Raja Yoga (Sanskrit) Royal union; more generally, the balance of all the faculties
physical, mental, moral, and spiritual. Raja yoga is a true system of developing psychic, intellectual, and spiritual powers and union with one’s higher self, the inner divine source of all our being.
This royal union with the self within must be attained by self-directed evolution. Union with this inner divinity is the source of all human genius and inspiration. Man increases his receptivity to the divine powers in his inmost being by cooperating with nature on its spiritual even more than its physical and astral planes, and by intellectual and spiritual aspiration combined with a fervent love for all beings.

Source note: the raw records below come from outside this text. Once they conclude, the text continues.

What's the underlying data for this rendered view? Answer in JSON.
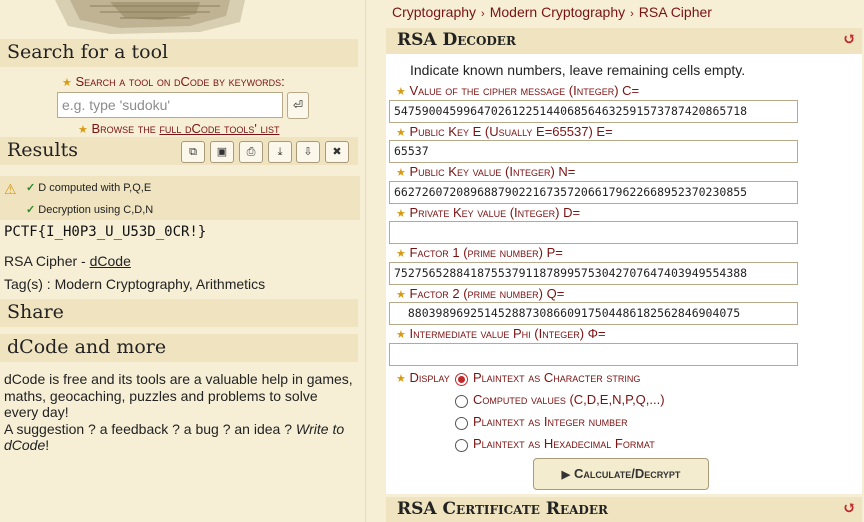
{
  "left": {
    "search_title": "Search for a tool",
    "search_label": "Search a tool on dCode by keywords:",
    "search_placeholder": "e.g. type 'sudoku'",
    "search_button": "⏎",
    "browse_prefix": "Browse the ",
    "browse_link": "full dCode tools' list",
    "results_title": "Results",
    "result_lines": [
      "D computed with P,Q,E",
      "Decryption using C,D,N"
    ],
    "flag": "PCTF{I_H0P3_U_U53D_0CR!}",
    "tool_prefix": "RSA Cipher - ",
    "tool_link": "dCode",
    "tags": "Tag(s) : Modern Cryptography, Arithmetics",
    "share_title": "Share",
    "more_title": "dCode and more",
    "more_text_1": "dCode is free and its tools are a valuable help in games, maths, geocaching, puzzles and problems to solve every day!",
    "more_text_2": "A suggestion ? a feedback ? a bug ? an idea ? ",
    "more_text_link": "Write to dCode",
    "more_text_end": "!"
  },
  "right": {
    "breadcrumb": [
      "Cryptography",
      "Modern Cryptography",
      "RSA Cipher"
    ],
    "decoder_title": "RSA Decoder",
    "indicate": "Indicate known numbers, leave remaining cells empty.",
    "fields": [
      {
        "label": "Value of the cipher message (Integer) C=",
        "value": "547590045996470261225144068564632591573787420865718"
      },
      {
        "label": "Public Key E (Usually E=65537) E=",
        "value": "65537"
      },
      {
        "label": "Public Key value (Integer) N=",
        "value": "662726072089688790221673572066179622668952370230855"
      },
      {
        "label": "Private Key value (Integer) D=",
        "value": ""
      },
      {
        "label": "Factor 1 (prime number) P=",
        "value": "752756528841875537911878995753042707647403949554388"
      },
      {
        "label": "Factor 2 (prime number) Q=",
        "value": "  880398969251452887308660917504486182562846904075"
      },
      {
        "label": "Intermediate value Phi (Integer) Φ=",
        "value": ""
      }
    ],
    "display_label": "Display",
    "display_options": [
      "Plaintext as Character string",
      "Computed values (C,D,E,N,P,Q,...)",
      "Plaintext as Integer number",
      "Plaintext as Hexadecimal Format"
    ],
    "selected_option": 0,
    "calc_button": "Calculate/Decrypt",
    "next_title": "RSA Certificate Reader"
  },
  "icons": {
    "reset": "reset-icon",
    "star": "star-icon",
    "warning": "warning-icon",
    "check": "check-icon"
  },
  "colors": {
    "accent": "#7a1212",
    "star": "#d89a12",
    "background": "#f6efd6",
    "section": "#efe3c0"
  }
}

The objective of the Yoga school is attaining union or at-one-ness with the divine-spiritual essence within which is virtually identical with the spiritual essence or Logos of the universe. True yoga is genuine psychology based on a complete philosophical understanding of the entire inner human constitution.
The higher branches of Yoga, however, such as the Raja-Yoga and Jnana-Yoga, implying strict spiritual and intellectual discipline combined with a fervid love for all beings, are perfectly safe.
Yama(Sanskrit) (restraint, forbearance)[from the verbal root yam to subdue, control]A curb, rein, bridle; hence the act of curbing, suppression, self-control, self-restraint. No hurry, truthfulness, no covetousness, chastity, not receiving anything from another. The idea here is that when a man receives a gift from another, his heart becomes Impure, he becomes low, he loses his independence, becomes bound and attached. the companyThere is no happiness higher than what a man obtains by he attitude obtains by this attitude of non-offensiveness, to all creation. He
Niyama (Sanskrit)[from ni the verbal root yam to hold back, curb] Regular habits including restraint of the mind by meditation and religious observances of various kinds, such as watchings, fastings, prayings, penances, etc.
Asana (Sanskrit)[from the verbal root as to sit quietly]; postures of various kinds;: “Providing that the position of the body be comfortable so that the mind is least distracted, genuine meditation and spiritual and actual introspection can be readily and successfully attained by any earnest student without the slightest attention being paid to these various postures. The only thing to understand is leaving the body free, holding the chest, shoulders and head atraight.
Pranayama(Sanskrit) [from prāṇa breath + āyāma restraining, stopping] - various methods of regulating the breath. Pranayama, when actually practiced according to the exoteric rules, is a very different thing from the excellent and common sense advice given by doctors to breathe deeply, and to fill the lungs with fresh air. Pranayama should never be practiced by anyone unless under the guidance of initiated teachers, for the adepts use it only in rarest cases for certain pupils who for karmic reasons can be helped in this unusual and extraordinary way.
Pratyahara (Sanskrit)[from ā-prati-hṛ to bring back, recover, withdraw, reabsorb - the withdrawal of the consciousness from sensual or sensuous concerns, or from external objects, and the placing of the consciousness in the spiritual monad of the human constitution. Bringing the organs under control of the will.
Dharana (Sanskrit; [from the verbal root dhṛ to hold, carry, maintain, resolve] (firmness, steadiness, resolution). Intense concentration of the mind when directed to one interior object, for example the head or the heart. accompanied by complete abstraction from everything pertaining to the external Universe, or the world of the Senses. Holding the mind on an object of thought in an effort to unite the human with the divine within, passing into and merging with the Seventh sense, the most spiritual.
Dhyana(Sanskrit) (dhyai to meditate, contemplate) Profound spiritual mediation on the divinity within, abstract contemplation or meditation freed from exterior distractions;
Samadhi (Sanskrit) Samādhi [from sam with, together + ā towards + the verbal root dhā to place, bring] Complete collection of the consciousness and its faculties into union with the monadic essence. Self-conscious union with the spiritual monad by intense and profound spiritual contemplation or meditation. It implies “the complete abstraction of the percipient consciousness from all worldly, or exterior, or even mental concerns or attributes, and its . . . becoming the pure unadulterate, undilute super-consciousness of the god within.Samadhi can be attained at any time by the initiate without conscious recourse to the other phases or practices of Yoga enumerated in Oriental works. The seeker on attaining samadhi becomes practically omniscient for his solar universe because his consciousness is functioning in the cosmic spiritual and causal worlds.